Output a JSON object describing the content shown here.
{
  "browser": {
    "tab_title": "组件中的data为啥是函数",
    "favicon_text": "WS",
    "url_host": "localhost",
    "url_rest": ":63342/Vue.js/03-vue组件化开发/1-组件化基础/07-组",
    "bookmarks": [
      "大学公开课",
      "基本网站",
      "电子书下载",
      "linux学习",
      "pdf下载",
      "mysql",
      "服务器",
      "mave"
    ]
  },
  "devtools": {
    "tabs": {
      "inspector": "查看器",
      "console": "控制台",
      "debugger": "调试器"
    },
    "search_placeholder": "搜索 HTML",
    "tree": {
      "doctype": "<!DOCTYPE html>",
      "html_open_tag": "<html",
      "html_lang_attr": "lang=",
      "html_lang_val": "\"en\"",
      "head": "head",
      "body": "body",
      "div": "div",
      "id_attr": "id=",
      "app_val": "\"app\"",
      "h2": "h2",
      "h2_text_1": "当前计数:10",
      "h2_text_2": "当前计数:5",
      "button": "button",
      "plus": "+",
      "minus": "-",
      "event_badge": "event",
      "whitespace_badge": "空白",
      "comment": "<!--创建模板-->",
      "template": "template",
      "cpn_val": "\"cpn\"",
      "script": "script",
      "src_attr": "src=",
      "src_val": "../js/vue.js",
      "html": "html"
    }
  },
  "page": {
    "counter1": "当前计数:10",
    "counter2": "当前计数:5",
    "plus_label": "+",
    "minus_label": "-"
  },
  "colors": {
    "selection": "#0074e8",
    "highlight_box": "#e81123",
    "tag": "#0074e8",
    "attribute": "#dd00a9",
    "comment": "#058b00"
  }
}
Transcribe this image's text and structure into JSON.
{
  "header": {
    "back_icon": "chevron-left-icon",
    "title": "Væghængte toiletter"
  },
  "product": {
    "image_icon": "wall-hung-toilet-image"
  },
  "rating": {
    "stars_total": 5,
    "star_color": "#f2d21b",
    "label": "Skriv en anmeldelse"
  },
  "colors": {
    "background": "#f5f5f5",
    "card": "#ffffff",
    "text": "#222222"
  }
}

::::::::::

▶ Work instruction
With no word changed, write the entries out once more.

▶ Final answer
Output a JSON object describing the content shown here.
{
  "browser": {
    "tab_title": "组件中的data为啥是函数",
    "favicon_text": "WS",
    "url_host": "localhost",
    "url_rest": ":63342/Vue.js/03-vue组件化开发/1-组件化基础/07-组",
    "bookmarks": [
      "大学公开课",
      "基本网站",
      "电子书下载",
      "linux学习",
      "pdf下载",
      "mysql",
      "服务器",
      "mave"
    ]
  },
  "devtools": {
    "tabs": {
      "inspector": "查看器",
      "console": "控制台",
      "debugger": "调试器"
    },
    "search_placeholder": "搜索 HTML",
    "tree": {
      "doctype": "<!DOCTYPE html>",
      "html_open_tag": "<html",
      "html_lang_attr": "lang=",
      "html_lang_val": "\"en\"",
      "head": "head",
      "body": "body",
      "div": "div",
      "id_attr": "id=",
      "app_val": "\"app\"",
      "h2": "h2",
      "h2_text_1": "当前计数:10",
      "h2_text_2": "当前计数:5",
      "button": "button",
      "plus": "+",
      "minus": "-",
      "event_badge": "event",
      "whitespace_badge": "空白",
      "comment": "<!--创建模板-->",
      "template": "template",
      "cpn_val": "\"cpn\"",
      "script": "script",
      "src_attr": "src=",
      "src_val": "../js/vue.js",
      "html": "html"
    }
  },
  "page": {
    "counter1": "当前计数:10",
    "counter2": "当前计数:5",
    "plus_label": "+",
    "minus_label": "-"
  },
  "colors": {
    "selection": "#0074e8",
    "highlight_box": "#e81123",
    "tag": "#0074e8",
    "attribute": "#dd00a9",
    "comment": "#058b00"
  }
}
Transcribe this image's text and structure into JSON.
{
  "header": {
    "back_icon": "chevron-left-icon",
    "title": "Væghængte toiletter"
  },
  "product": {
    "image_icon": "wall-hung-toilet-image"
  },
  "rating": {
    "stars_total": 5,
    "star_color": "#f2d21b",
    "label": "Skriv en anmeldelse"
  },
  "colors": {
    "background": "#f5f5f5",
    "card": "#ffffff",
    "text": "#222222"
  }
}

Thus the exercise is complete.